TASK TO COMPLETE: Return the entries below in their exact form, leaving the pictures out.

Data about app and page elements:
○ ○ ○ ○ ○ ○ ○
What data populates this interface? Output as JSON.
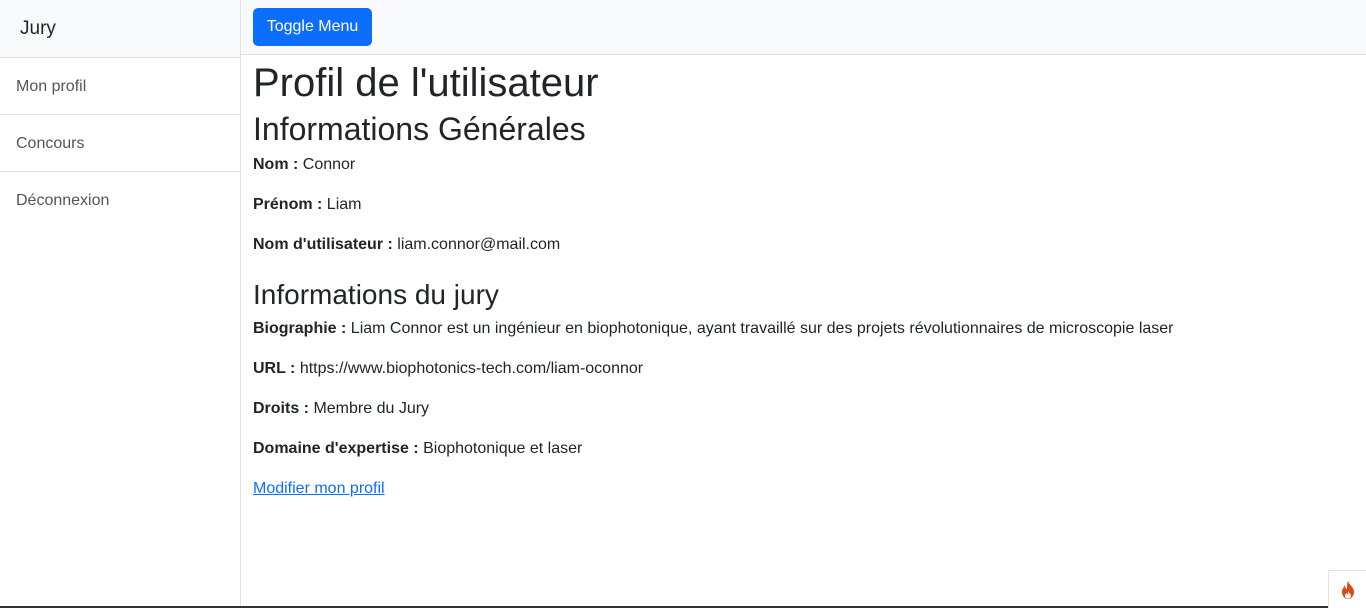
{
  "sidebar": {
    "heading": "Jury",
    "items": [
      {
        "label": "Mon profil"
      },
      {
        "label": "Concours"
      },
      {
        "label": "Déconnexion"
      }
    ]
  },
  "topbar": {
    "toggle_label": "Toggle Menu"
  },
  "page": {
    "title": "Profil de l'utilisateur",
    "general_heading": "Informations Générales",
    "general": [
      {
        "label": "Nom :",
        "value": "Connor"
      },
      {
        "label": "Prénom :",
        "value": "Liam"
      },
      {
        "label": "Nom d'utilisateur :",
        "value": "liam.connor@mail.com"
      }
    ],
    "jury_heading": "Informations du jury",
    "jury": [
      {
        "label": "Biographie :",
        "value": "Liam Connor est un ingénieur en biophotonique, ayant travaillé sur des projets révolutionnaires de microscopie laser"
      },
      {
        "label": "URL :",
        "value": "https://www.biophotonics-tech.com/liam-oconnor"
      },
      {
        "label": "Droits :",
        "value": "Membre du Jury"
      },
      {
        "label": "Domaine d'expertise :",
        "value": "Biophotonique et laser"
      }
    ],
    "edit_link": "Modifier mon profil"
  },
  "colors": {
    "accent": "#0d6efd",
    "badge_flame": "#dd4814"
  },
  "icons": {
    "badge": "flame-icon"
  }
}
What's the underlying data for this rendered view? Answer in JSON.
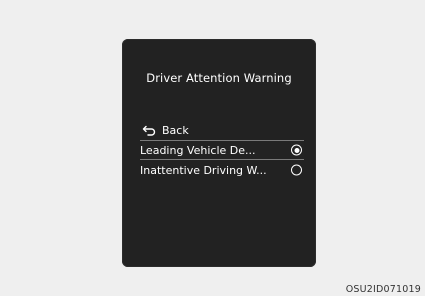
{
  "screen": {
    "title": "Driver Attention Warning",
    "back_label": "Back",
    "options": [
      {
        "label": "Leading Vehicle De...",
        "selected": true
      },
      {
        "label": "Inattentive Driving W...",
        "selected": false
      }
    ]
  },
  "caption": "OSU2ID071019"
}
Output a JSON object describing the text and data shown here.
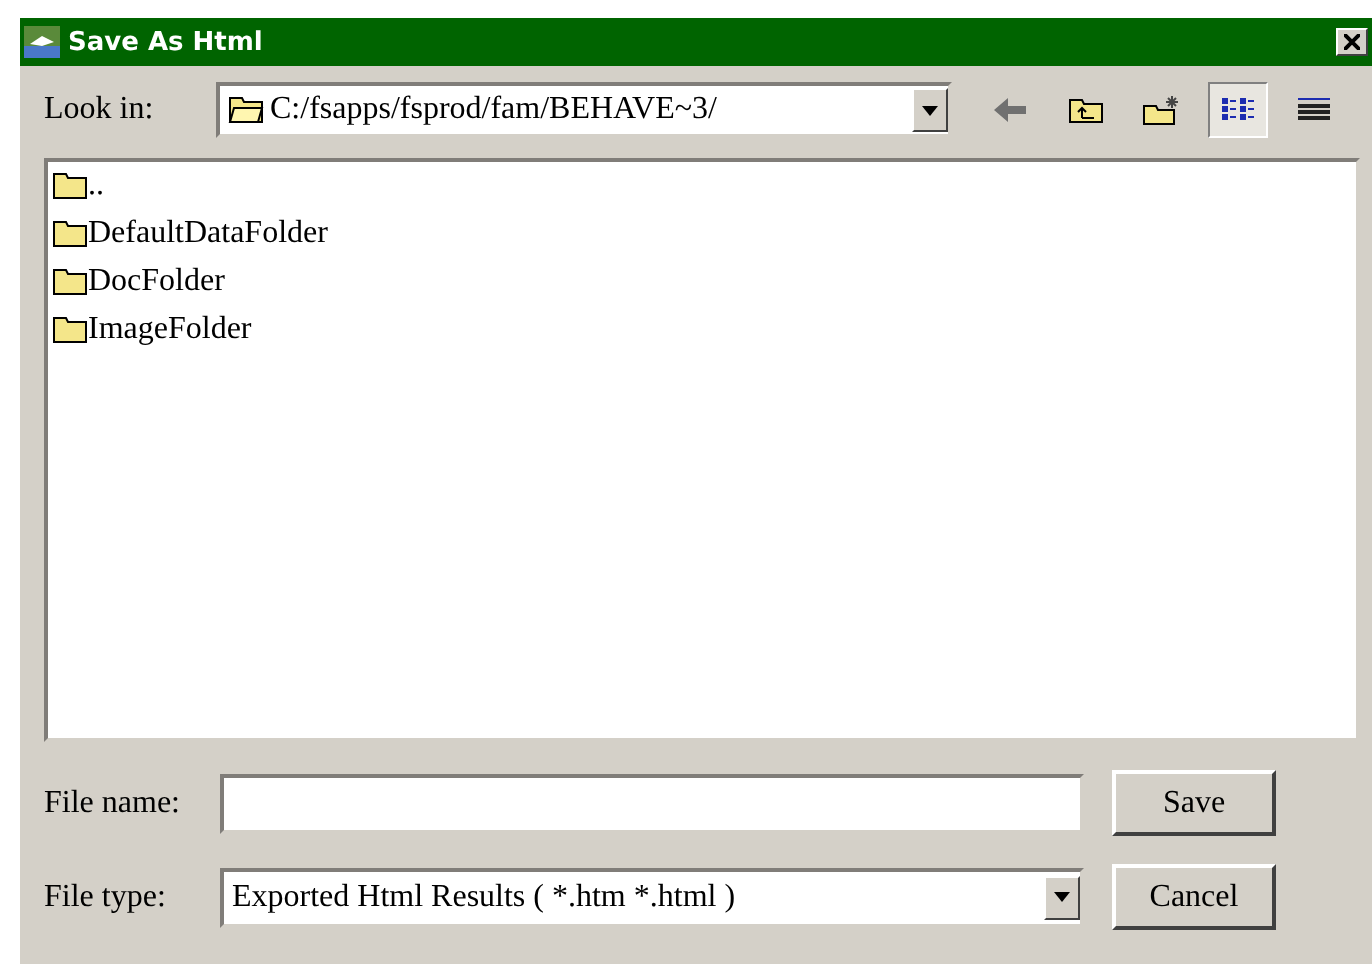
{
  "window": {
    "title": "Save As Html"
  },
  "look_in": {
    "label": "Look in:",
    "value": "C:/fsapps/fsprod/fam/BEHAVE~3/"
  },
  "view_buttons": [
    {
      "kind": "list",
      "selected": true
    },
    {
      "kind": "details",
      "selected": false
    }
  ],
  "files": [
    {
      "name": ".."
    },
    {
      "name": "DefaultDataFolder"
    },
    {
      "name": "DocFolder"
    },
    {
      "name": "ImageFolder"
    }
  ],
  "file_name": {
    "label": "File name:"
  },
  "file_type": {
    "label": "File type:",
    "value": "Exported Html Results ( *.htm *.html )"
  },
  "buttons": [
    {
      "label": "Save"
    },
    {
      "label": "Cancel"
    }
  ]
}
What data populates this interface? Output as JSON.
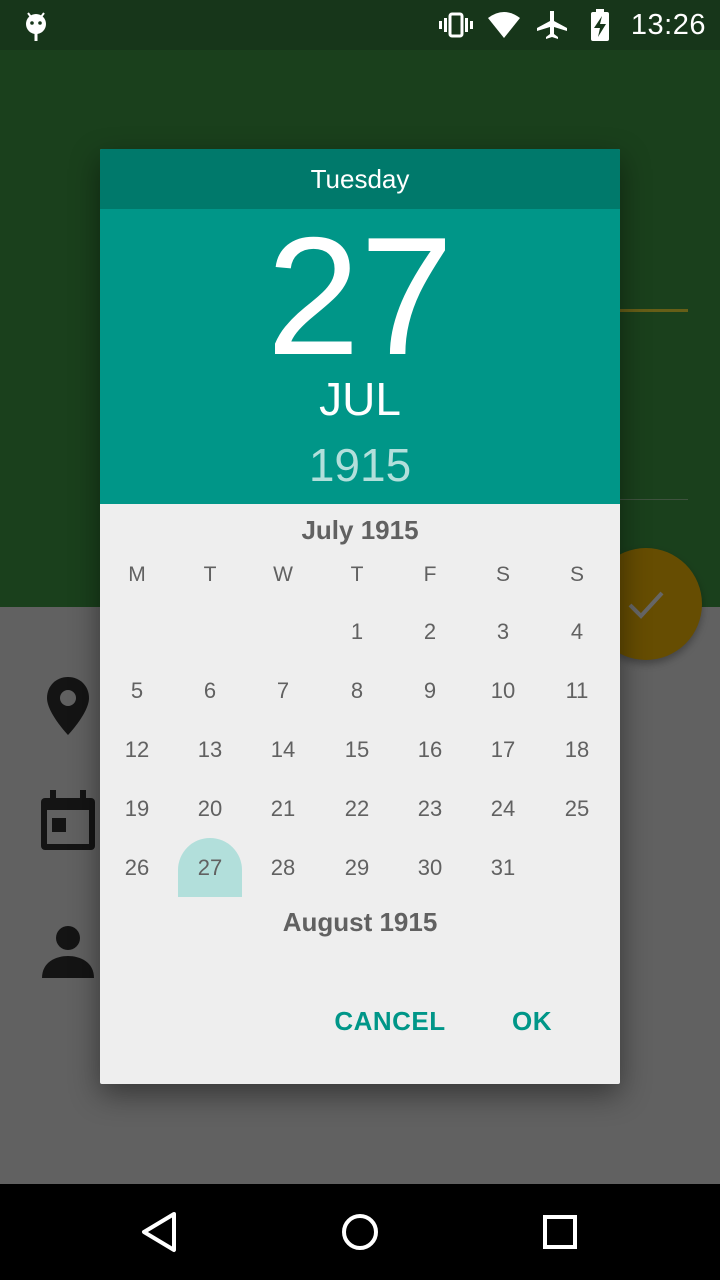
{
  "status_bar": {
    "time": "13:26",
    "icons": [
      "android-debug-icon",
      "vibrate-icon",
      "wifi-icon",
      "airplane-mode-icon",
      "battery-charging-icon"
    ]
  },
  "background_app": {
    "icons": [
      "location-pin-icon",
      "calendar-icon",
      "person-icon",
      "check-icon"
    ],
    "colors": {
      "header": "#43a047",
      "fab": "#ffc107",
      "accent_underline": "#ffeb3b"
    }
  },
  "dialog": {
    "header": {
      "day_of_week": "Tuesday",
      "day": "27",
      "month": "JUL",
      "year": "1915"
    },
    "calendar": {
      "title": "July 1915",
      "weekdays": [
        "M",
        "T",
        "W",
        "T",
        "F",
        "S",
        "S"
      ],
      "weeks": [
        [
          "",
          "",
          "",
          "1",
          "2",
          "3",
          "4"
        ],
        [
          "5",
          "6",
          "7",
          "8",
          "9",
          "10",
          "11"
        ],
        [
          "12",
          "13",
          "14",
          "15",
          "16",
          "17",
          "18"
        ],
        [
          "19",
          "20",
          "21",
          "22",
          "23",
          "24",
          "25"
        ],
        [
          "26",
          "27",
          "28",
          "29",
          "30",
          "31",
          ""
        ]
      ],
      "selected_day": "27",
      "next_month_title": "August 1915"
    },
    "buttons": {
      "cancel": "CANCEL",
      "ok": "OK"
    },
    "colors": {
      "header": "#009688",
      "header_dark": "#00796b",
      "selected": "#b2dfdb",
      "accent": "#009688"
    }
  },
  "nav_bar": {
    "icons": [
      "back-icon",
      "home-icon",
      "recents-icon"
    ]
  }
}
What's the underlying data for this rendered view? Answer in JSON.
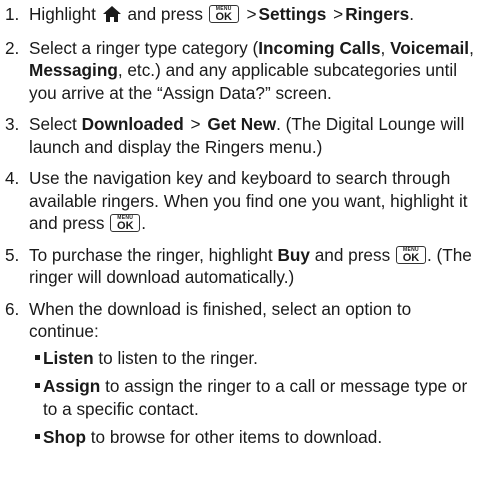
{
  "steps": [
    {
      "num": "1.",
      "t1": "Highlight",
      "t2": "and press",
      "sep": ">",
      "b1": "Settings",
      "b2": "Ringers",
      "end": "."
    },
    {
      "num": "2.",
      "t1": "Select a ringer type category (",
      "b1": "Incoming Calls",
      "c1": ",",
      "b2": "Voicemail",
      "c2": ",",
      "b3": "Messaging",
      "t2": ", etc.) and any applicable subcategories until you arrive at the “Assign Data?” screen."
    },
    {
      "num": "3.",
      "t1": "Select",
      "b1": "Downloaded",
      "sep": ">",
      "b2": "Get New",
      "t2": ". (The Digital Lounge will launch and display the Ringers menu.)"
    },
    {
      "num": "4.",
      "t1": "Use the navigation key and keyboard to search through available ringers. When you find one you want, highlight it and press",
      "end": "."
    },
    {
      "num": "5.",
      "t1": "To purchase the ringer, highlight",
      "b1": "Buy",
      "t2": "and press",
      "t3": ". (The ringer will download automatically.)"
    },
    {
      "num": "6.",
      "t1": "When the download is finished, select an option to continue:"
    }
  ],
  "options": [
    {
      "label": "Listen",
      "text": "to listen to the ringer."
    },
    {
      "label": "Assign",
      "text": "to assign the ringer to a call or message type or to a specific contact."
    },
    {
      "label": "Shop",
      "text": "to browse for other items to download."
    }
  ],
  "key": {
    "top": "MENU",
    "bottom": "OK"
  },
  "icons": {
    "home": "home-icon",
    "menu_ok": "menu-ok-key-icon"
  }
}
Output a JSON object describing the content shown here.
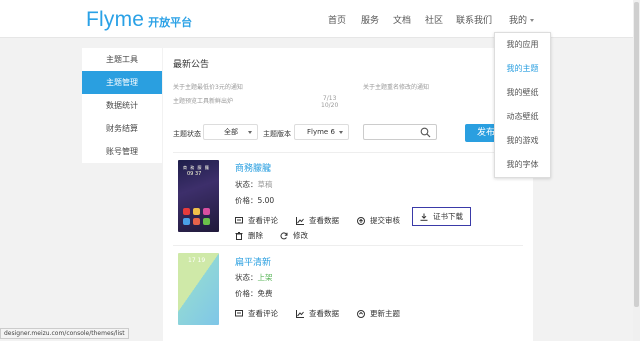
{
  "header": {
    "brand": "Flyme",
    "brand_sub": "开放平台",
    "nav": [
      "首页",
      "服务",
      "文档",
      "社区",
      "联系我们"
    ],
    "user_menu": "我的"
  },
  "sidebar": {
    "items": [
      {
        "label": "主题工具",
        "active": false
      },
      {
        "label": "主题管理",
        "active": true
      },
      {
        "label": "数据统计",
        "active": false
      },
      {
        "label": "财务结算",
        "active": false
      },
      {
        "label": "账号管理",
        "active": false
      }
    ]
  },
  "notice": {
    "title": "最新公告",
    "items": [
      "关于主题最低价3元的通知",
      "关于主题重名修改的通知",
      "主题预览工具新鲜出炉"
    ],
    "date": "7/13\n10/20"
  },
  "filters": {
    "status_label": "主题状态",
    "status_value": "全部",
    "version_label": "主题版本",
    "version_value": "Flyme 6",
    "search_value": "",
    "publish_label": "发布"
  },
  "themes": [
    {
      "name": "商務朦朧",
      "status_label": "状态：",
      "status": "草稿",
      "price_label": "价格：",
      "price": "5.00",
      "thumb_text": "商 務 朦 朧",
      "thumb_time": "09 37",
      "actions": [
        "查看评论",
        "查看数据",
        "提交审核",
        "证书下载",
        "删除",
        "修改"
      ]
    },
    {
      "name": "扁平清新",
      "status_label": "状态：",
      "status": "上架",
      "price_label": "价格：",
      "price": "免费",
      "thumb_time": "17 19",
      "actions": [
        "查看评论",
        "查看数据",
        "更新主题"
      ]
    }
  ],
  "user_dropdown": {
    "items": [
      {
        "label": "我的应用",
        "active": false
      },
      {
        "label": "我的主题",
        "active": true
      },
      {
        "label": "我的壁纸",
        "active": false
      },
      {
        "label": "动态壁纸",
        "active": false
      },
      {
        "label": "我的游戏",
        "active": false
      },
      {
        "label": "我的字体",
        "active": false
      }
    ]
  },
  "status_url": "designer.meizu.com/console/themes/list",
  "colors": {
    "accent": "#2a9fe0",
    "onshelf": "#5ab55a",
    "draft": "#999999",
    "highlight_border": "#3a3aa8"
  }
}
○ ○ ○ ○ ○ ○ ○
EXERCISE ANSWER:
What data populates this interface? Output as JSON.
{
  "sidebar": {
    "heading": "Jury",
    "items": [
      {
        "label": "Mon profil"
      },
      {
        "label": "Concours"
      },
      {
        "label": "Déconnexion"
      }
    ]
  },
  "topbar": {
    "toggle_label": "Toggle Menu"
  },
  "page": {
    "title": "Profil de l'utilisateur",
    "general_heading": "Informations Générales",
    "general": [
      {
        "label": "Nom :",
        "value": "Connor"
      },
      {
        "label": "Prénom :",
        "value": "Liam"
      },
      {
        "label": "Nom d'utilisateur :",
        "value": "liam.connor@mail.com"
      }
    ],
    "jury_heading": "Informations du jury",
    "jury": [
      {
        "label": "Biographie :",
        "value": "Liam Connor est un ingénieur en biophotonique, ayant travaillé sur des projets révolutionnaires de microscopie laser"
      },
      {
        "label": "URL :",
        "value": "https://www.biophotonics-tech.com/liam-oconnor"
      },
      {
        "label": "Droits :",
        "value": "Membre du Jury"
      },
      {
        "label": "Domaine d'expertise :",
        "value": "Biophotonique et laser"
      }
    ],
    "edit_link": "Modifier mon profil"
  },
  "colors": {
    "accent": "#0d6efd",
    "badge_flame": "#dd4814"
  },
  "icons": {
    "badge": "flame-icon"
  }
}
What's the underlying data for this rendered view? Answer in JSON.
{
  "screen": {
    "title": "Driver Attention Warning",
    "back_label": "Back",
    "options": [
      {
        "label": "Leading Vehicle De...",
        "selected": true
      },
      {
        "label": "Inattentive Driving W...",
        "selected": false
      }
    ]
  },
  "caption": "OSU2ID071019"
}
Output a JSON object describing the text and data shown here.
{
  "window": {
    "title": "Save As Html"
  },
  "look_in": {
    "label": "Look in:",
    "value": "C:/fsapps/fsprod/fam/BEHAVE~3/"
  },
  "view_buttons": [
    {
      "kind": "list",
      "selected": true
    },
    {
      "kind": "details",
      "selected": false
    }
  ],
  "files": [
    {
      "name": ".."
    },
    {
      "name": "DefaultDataFolder"
    },
    {
      "name": "DocFolder"
    },
    {
      "name": "ImageFolder"
    }
  ],
  "file_name": {
    "label": "File name:"
  },
  "file_type": {
    "label": "File type:",
    "value": "Exported Html Results ( *.htm *.html )"
  },
  "buttons": [
    {
      "label": "Save"
    },
    {
      "label": "Cancel"
    }
  ]
}
What data populates this interface? Output as JSON.
{
  "status_bar": {
    "time": "13:26",
    "icons": [
      "android-debug-icon",
      "vibrate-icon",
      "wifi-icon",
      "airplane-mode-icon",
      "battery-charging-icon"
    ]
  },
  "background_app": {
    "icons": [
      "location-pin-icon",
      "calendar-icon",
      "person-icon",
      "check-icon"
    ],
    "colors": {
      "header": "#43a047",
      "fab": "#ffc107",
      "accent_underline": "#ffeb3b"
    }
  },
  "dialog": {
    "header": {
      "day_of_week": "Tuesday",
      "day": "27",
      "month": "JUL",
      "year": "1915"
    },
    "calendar": {
      "title": "July 1915",
      "weekdays": [
        "M",
        "T",
        "W",
        "T",
        "F",
        "S",
        "S"
      ],
      "weeks": [
        [
          "",
          "",
          "",
          "1",
          "2",
          "3",
          "4"
        ],
        [
          "5",
          "6",
          "7",
          "8",
          "9",
          "10",
          "11"
        ],
        [
          "12",
          "13",
          "14",
          "15",
          "16",
          "17",
          "18"
        ],
        [
          "19",
          "20",
          "21",
          "22",
          "23",
          "24",
          "25"
        ],
        [
          "26",
          "27",
          "28",
          "29",
          "30",
          "31",
          ""
        ]
      ],
      "selected_day": "27",
      "next_month_title": "August 1915"
    },
    "buttons": {
      "cancel": "CANCEL",
      "ok": "OK"
    },
    "colors": {
      "header": "#009688",
      "header_dark": "#00796b",
      "selected": "#b2dfdb",
      "accent": "#009688"
    }
  },
  "nav_bar": {
    "icons": [
      "back-icon",
      "home-icon",
      "recents-icon"
    ]
  }
}
What's the underlying data for this rendered view? Answer in JSON.
{
  "steps": [
    {
      "num": "1.",
      "t1": "Highlight",
      "t2": "and press",
      "sep": ">",
      "b1": "Settings",
      "b2": "Ringers",
      "end": "."
    },
    {
      "num": "2.",
      "t1": "Select a ringer type category (",
      "b1": "Incoming Calls",
      "c1": ",",
      "b2": "Voicemail",
      "c2": ",",
      "b3": "Messaging",
      "t2": ", etc.) and any applicable subcategories until you arrive at the “Assign Data?” screen."
    },
    {
      "num": "3.",
      "t1": "Select",
      "b1": "Downloaded",
      "sep": ">",
      "b2": "Get New",
      "t2": ". (The Digital Lounge will launch and display the Ringers menu.)"
    },
    {
      "num": "4.",
      "t1": "Use the navigation key and keyboard to search through available ringers. When you find one you want, highlight it and press",
      "end": "."
    },
    {
      "num": "5.",
      "t1": "To purchase the ringer, highlight",
      "b1": "Buy",
      "t2": "and press",
      "t3": ". (The ringer will download automatically.)"
    },
    {
      "num": "6.",
      "t1": "When the download is finished, select an option to continue:"
    }
  ],
  "options": [
    {
      "label": "Listen",
      "text": "to listen to the ringer."
    },
    {
      "label": "Assign",
      "text": "to assign the ringer to a call or message type or to a specific contact."
    },
    {
      "label": "Shop",
      "text": "to browse for other items to download."
    }
  ],
  "key": {
    "top": "MENU",
    "bottom": "OK"
  },
  "icons": {
    "home": "home-icon",
    "menu_ok": "menu-ok-key-icon"
  }
}
Output a JSON object describing the content shown here.
{
  "header": {
    "brand": "Flyme",
    "brand_sub": "开放平台",
    "nav": [
      "首页",
      "服务",
      "文档",
      "社区",
      "联系我们"
    ],
    "user_menu": "我的"
  },
  "sidebar": {
    "items": [
      {
        "label": "主题工具",
        "active": false
      },
      {
        "label": "主题管理",
        "active": true
      },
      {
        "label": "数据统计",
        "active": false
      },
      {
        "label": "财务结算",
        "active": false
      },
      {
        "label": "账号管理",
        "active": false
      }
    ]
  },
  "notice": {
    "title": "最新公告",
    "items": [
      "关于主题最低价3元的通知",
      "关于主题重名修改的通知",
      "主题预览工具新鲜出炉"
    ],
    "date": "7/13\n10/20"
  },
  "filters": {
    "status_label": "主题状态",
    "status_value": "全部",
    "version_label": "主题版本",
    "version_value": "Flyme 6",
    "search_value": "",
    "publish_label": "发布"
  },
  "themes": [
    {
      "name": "商務朦朧",
      "status_label": "状态：",
      "status": "草稿",
      "price_label": "价格：",
      "price": "5.00",
      "thumb_text": "商 務 朦 朧",
      "thumb_time": "09 37",
      "actions": [
        "查看评论",
        "查看数据",
        "提交审核",
        "证书下载",
        "删除",
        "修改"
      ]
    },
    {
      "name": "扁平清新",
      "status_label": "状态：",
      "status": "上架",
      "price_label": "价格：",
      "price": "免费",
      "thumb_time": "17 19",
      "actions": [
        "查看评论",
        "查看数据",
        "更新主题"
      ]
    }
  ],
  "user_dropdown": {
    "items": [
      {
        "label": "我的应用",
        "active": false
      },
      {
        "label": "我的主题",
        "active": true
      },
      {
        "label": "我的壁纸",
        "active": false
      },
      {
        "label": "动态壁纸",
        "active": false
      },
      {
        "label": "我的游戏",
        "active": false
      },
      {
        "label": "我的字体",
        "active": false
      }
    ]
  },
  "status_url": "designer.meizu.com/console/themes/list",
  "colors": {
    "accent": "#2a9fe0",
    "onshelf": "#5ab55a",
    "draft": "#999999",
    "highlight_border": "#3a3aa8"
  }
}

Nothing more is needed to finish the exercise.